THE PROBLEM ▸
Of the entries below, copy only those lines that contain the word "icon".

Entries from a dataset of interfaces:

----------------

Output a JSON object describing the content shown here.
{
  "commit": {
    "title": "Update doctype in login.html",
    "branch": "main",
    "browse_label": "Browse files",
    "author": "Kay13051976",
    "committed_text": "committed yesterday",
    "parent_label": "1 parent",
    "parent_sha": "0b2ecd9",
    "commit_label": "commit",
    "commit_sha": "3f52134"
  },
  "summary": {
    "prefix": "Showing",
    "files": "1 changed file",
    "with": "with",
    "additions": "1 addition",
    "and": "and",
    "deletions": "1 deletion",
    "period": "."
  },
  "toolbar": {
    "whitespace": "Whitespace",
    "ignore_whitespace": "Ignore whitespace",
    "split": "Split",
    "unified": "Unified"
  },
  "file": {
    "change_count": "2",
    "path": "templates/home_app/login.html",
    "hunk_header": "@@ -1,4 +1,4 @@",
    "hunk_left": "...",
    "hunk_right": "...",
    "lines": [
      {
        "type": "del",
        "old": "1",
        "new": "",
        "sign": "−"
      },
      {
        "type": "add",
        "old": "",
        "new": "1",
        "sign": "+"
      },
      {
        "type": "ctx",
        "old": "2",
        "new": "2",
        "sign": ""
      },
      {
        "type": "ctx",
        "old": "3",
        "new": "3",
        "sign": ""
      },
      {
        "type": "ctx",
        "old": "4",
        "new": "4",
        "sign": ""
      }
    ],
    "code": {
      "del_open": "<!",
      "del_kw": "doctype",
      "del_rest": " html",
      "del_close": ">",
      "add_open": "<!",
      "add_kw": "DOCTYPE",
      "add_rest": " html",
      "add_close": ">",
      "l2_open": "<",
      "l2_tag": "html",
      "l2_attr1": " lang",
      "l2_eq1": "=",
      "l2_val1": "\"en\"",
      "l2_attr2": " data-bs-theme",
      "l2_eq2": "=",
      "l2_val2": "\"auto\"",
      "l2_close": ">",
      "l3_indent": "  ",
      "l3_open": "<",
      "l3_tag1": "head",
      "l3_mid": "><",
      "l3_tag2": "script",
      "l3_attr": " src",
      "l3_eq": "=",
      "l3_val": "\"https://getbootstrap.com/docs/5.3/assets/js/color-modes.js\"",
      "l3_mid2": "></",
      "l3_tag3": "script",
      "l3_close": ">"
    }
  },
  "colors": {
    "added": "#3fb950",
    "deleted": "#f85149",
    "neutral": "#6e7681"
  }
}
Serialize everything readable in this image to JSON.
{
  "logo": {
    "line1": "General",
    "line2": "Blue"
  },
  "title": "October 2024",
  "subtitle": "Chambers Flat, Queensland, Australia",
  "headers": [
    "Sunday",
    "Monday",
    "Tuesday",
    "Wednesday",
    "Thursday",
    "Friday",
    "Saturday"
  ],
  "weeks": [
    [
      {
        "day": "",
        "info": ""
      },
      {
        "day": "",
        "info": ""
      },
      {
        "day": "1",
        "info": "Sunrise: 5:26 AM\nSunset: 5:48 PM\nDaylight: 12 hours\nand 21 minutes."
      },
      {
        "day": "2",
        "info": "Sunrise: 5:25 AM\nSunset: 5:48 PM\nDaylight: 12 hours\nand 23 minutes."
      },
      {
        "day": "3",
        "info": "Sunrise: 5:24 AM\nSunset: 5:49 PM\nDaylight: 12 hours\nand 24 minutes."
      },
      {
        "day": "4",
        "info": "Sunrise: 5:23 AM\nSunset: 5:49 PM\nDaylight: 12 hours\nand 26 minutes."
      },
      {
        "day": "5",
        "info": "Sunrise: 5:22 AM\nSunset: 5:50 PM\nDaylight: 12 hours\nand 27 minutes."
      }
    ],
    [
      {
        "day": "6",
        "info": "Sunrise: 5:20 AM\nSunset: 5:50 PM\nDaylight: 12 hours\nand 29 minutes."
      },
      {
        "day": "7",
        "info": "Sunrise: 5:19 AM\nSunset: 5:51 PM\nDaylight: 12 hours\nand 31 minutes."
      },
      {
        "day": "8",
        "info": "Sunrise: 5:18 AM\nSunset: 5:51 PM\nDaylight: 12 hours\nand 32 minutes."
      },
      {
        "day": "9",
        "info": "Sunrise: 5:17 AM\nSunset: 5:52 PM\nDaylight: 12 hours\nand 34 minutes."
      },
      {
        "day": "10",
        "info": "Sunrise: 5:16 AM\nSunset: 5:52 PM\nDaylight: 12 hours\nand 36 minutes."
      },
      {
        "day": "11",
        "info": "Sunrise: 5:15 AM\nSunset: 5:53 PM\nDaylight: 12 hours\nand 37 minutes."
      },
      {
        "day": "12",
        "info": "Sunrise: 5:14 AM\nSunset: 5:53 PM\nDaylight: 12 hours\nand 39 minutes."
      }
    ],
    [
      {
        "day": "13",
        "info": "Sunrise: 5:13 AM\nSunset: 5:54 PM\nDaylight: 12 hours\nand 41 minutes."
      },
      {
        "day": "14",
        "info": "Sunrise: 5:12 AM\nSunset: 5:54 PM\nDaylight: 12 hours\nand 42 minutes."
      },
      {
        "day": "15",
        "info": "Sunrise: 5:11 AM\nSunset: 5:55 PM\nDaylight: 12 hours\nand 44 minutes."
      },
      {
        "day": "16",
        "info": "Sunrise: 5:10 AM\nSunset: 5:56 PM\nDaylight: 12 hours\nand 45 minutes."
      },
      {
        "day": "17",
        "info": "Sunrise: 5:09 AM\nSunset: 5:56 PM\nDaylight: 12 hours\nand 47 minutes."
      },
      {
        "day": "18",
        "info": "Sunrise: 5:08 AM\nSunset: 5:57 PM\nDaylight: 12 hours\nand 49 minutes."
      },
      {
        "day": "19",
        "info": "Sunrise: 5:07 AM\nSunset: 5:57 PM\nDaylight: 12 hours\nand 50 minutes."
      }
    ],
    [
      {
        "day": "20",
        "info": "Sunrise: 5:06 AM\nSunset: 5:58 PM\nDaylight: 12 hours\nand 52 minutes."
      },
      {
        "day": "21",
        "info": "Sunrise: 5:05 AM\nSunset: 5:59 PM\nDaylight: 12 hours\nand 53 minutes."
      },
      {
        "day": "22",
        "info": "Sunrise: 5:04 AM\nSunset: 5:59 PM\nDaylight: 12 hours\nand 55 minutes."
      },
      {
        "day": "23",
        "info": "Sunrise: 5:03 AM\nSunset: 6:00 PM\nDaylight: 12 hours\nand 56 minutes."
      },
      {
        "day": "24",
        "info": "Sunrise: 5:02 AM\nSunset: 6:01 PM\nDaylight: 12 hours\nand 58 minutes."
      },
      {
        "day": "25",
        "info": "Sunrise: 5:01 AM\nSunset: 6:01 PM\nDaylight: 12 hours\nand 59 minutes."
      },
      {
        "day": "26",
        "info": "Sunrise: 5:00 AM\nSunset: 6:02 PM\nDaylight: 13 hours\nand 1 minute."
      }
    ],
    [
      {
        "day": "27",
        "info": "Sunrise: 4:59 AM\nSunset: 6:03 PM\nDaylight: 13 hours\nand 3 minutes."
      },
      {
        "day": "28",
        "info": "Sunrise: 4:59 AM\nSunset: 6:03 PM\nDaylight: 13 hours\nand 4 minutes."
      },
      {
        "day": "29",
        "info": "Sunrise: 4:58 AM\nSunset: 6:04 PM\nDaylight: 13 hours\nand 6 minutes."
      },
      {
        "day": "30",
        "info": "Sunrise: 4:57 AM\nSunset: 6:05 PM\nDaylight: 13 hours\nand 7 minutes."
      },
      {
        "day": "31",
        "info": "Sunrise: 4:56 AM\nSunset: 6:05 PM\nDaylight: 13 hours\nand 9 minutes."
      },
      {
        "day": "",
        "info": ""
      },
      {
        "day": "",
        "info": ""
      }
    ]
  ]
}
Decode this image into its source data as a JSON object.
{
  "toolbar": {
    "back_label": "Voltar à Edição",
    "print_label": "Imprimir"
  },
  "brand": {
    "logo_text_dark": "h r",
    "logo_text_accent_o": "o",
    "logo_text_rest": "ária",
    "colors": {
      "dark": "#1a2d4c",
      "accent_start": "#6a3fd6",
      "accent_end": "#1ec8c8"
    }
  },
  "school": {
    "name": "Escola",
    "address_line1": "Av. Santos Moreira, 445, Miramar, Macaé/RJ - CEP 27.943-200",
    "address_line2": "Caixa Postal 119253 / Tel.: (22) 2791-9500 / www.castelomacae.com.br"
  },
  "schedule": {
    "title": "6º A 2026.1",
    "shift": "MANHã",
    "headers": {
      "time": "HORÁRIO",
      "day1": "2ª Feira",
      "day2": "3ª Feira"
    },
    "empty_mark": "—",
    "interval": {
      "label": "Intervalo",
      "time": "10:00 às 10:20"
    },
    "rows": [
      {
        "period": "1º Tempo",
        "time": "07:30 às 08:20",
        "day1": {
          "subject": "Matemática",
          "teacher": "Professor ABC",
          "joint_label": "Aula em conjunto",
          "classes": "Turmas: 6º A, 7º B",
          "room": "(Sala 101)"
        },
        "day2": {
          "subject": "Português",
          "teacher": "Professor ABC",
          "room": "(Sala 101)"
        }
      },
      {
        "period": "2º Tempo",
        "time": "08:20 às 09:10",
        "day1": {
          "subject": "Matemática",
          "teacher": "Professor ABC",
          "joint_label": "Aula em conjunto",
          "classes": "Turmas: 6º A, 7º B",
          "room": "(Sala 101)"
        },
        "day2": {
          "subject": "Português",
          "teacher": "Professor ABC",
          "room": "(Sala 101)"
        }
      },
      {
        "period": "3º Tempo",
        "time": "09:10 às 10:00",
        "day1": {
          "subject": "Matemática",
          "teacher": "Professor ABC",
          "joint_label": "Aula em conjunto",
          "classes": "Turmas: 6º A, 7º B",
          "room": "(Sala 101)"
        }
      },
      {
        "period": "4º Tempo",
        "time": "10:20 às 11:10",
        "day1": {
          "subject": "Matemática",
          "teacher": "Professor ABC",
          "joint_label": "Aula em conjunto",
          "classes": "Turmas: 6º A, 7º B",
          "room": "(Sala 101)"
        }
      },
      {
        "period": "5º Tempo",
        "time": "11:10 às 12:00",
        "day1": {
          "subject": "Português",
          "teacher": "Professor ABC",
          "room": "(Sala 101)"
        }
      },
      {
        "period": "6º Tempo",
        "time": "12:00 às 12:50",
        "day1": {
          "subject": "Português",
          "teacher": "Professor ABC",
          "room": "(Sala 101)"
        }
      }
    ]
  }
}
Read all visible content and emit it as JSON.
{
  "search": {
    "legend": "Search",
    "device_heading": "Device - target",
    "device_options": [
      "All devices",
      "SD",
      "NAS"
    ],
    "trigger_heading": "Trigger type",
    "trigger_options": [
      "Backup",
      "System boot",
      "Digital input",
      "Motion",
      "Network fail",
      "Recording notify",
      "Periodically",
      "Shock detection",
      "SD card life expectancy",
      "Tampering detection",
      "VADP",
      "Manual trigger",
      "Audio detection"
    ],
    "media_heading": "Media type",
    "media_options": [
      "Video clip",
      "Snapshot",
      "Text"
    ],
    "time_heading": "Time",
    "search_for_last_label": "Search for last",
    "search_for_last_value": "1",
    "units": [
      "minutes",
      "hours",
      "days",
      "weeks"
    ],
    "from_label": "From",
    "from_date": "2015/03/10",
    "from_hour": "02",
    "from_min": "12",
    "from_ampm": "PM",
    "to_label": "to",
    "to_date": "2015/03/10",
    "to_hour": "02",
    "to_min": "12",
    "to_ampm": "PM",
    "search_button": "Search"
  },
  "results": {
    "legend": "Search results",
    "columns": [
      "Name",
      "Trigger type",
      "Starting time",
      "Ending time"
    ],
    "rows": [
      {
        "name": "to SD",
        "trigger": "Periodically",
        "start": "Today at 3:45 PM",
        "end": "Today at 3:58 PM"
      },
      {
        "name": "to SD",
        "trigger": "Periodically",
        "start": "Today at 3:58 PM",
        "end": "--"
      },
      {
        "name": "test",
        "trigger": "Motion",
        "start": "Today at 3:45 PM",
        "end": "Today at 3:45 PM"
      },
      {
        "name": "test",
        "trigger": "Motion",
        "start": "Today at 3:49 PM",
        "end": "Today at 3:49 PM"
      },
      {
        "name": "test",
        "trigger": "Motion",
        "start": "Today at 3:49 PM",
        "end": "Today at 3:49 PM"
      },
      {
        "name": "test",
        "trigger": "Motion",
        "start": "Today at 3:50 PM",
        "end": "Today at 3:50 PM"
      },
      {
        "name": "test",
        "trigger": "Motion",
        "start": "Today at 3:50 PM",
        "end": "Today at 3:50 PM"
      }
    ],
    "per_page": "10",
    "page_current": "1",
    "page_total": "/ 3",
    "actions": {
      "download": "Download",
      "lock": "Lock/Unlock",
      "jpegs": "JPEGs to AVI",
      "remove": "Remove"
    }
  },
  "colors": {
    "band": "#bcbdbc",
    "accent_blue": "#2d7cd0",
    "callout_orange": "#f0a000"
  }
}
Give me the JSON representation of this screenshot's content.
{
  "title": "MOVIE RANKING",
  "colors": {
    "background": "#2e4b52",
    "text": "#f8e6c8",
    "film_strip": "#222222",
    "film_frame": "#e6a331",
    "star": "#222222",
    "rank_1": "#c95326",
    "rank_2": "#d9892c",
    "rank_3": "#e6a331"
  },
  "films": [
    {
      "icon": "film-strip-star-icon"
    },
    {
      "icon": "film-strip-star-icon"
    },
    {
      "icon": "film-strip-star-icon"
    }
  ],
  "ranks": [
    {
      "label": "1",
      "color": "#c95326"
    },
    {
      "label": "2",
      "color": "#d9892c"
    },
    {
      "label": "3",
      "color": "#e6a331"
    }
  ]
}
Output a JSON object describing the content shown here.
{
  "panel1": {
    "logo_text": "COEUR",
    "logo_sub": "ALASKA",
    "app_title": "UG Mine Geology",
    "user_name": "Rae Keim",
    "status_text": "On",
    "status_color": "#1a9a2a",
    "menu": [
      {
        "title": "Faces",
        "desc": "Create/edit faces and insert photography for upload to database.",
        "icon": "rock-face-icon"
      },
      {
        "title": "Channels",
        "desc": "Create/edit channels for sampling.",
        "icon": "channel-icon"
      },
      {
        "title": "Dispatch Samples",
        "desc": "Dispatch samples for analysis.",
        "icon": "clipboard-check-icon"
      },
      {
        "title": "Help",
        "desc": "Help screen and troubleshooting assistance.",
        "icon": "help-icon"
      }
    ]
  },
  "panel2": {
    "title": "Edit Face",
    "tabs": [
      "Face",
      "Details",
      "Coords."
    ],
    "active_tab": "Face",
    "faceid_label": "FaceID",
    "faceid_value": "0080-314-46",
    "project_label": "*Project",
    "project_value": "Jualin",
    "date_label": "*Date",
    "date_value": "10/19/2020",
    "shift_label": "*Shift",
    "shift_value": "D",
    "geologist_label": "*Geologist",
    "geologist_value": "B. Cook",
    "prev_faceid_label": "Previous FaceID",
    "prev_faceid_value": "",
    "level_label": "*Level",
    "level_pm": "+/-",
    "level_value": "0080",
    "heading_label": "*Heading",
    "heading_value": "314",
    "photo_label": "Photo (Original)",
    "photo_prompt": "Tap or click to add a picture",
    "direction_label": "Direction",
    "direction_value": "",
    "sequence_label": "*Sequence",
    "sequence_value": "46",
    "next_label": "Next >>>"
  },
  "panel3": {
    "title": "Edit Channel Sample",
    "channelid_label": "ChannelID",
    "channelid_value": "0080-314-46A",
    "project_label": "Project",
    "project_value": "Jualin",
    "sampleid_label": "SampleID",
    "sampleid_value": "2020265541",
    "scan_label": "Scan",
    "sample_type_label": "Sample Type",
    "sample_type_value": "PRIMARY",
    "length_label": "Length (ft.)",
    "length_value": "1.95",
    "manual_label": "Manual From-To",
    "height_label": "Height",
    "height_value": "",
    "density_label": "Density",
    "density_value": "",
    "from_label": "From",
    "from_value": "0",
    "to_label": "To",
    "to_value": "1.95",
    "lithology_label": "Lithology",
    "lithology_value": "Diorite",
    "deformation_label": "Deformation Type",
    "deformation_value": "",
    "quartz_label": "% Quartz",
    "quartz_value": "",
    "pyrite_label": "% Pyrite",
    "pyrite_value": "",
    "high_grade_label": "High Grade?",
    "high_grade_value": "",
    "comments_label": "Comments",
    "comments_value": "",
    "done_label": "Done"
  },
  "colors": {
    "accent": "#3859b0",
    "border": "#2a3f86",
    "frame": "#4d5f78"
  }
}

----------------

REPLY TO THE TASK ▸
      "icon": "film-strip-star-icon"
      "icon": "film-strip-star-icon"
      "icon": "film-strip-star-icon"
        "icon": "rock-face-icon"
        "icon": "channel-icon"
        "icon": "clipboard-check-icon"
        "icon": "help-icon"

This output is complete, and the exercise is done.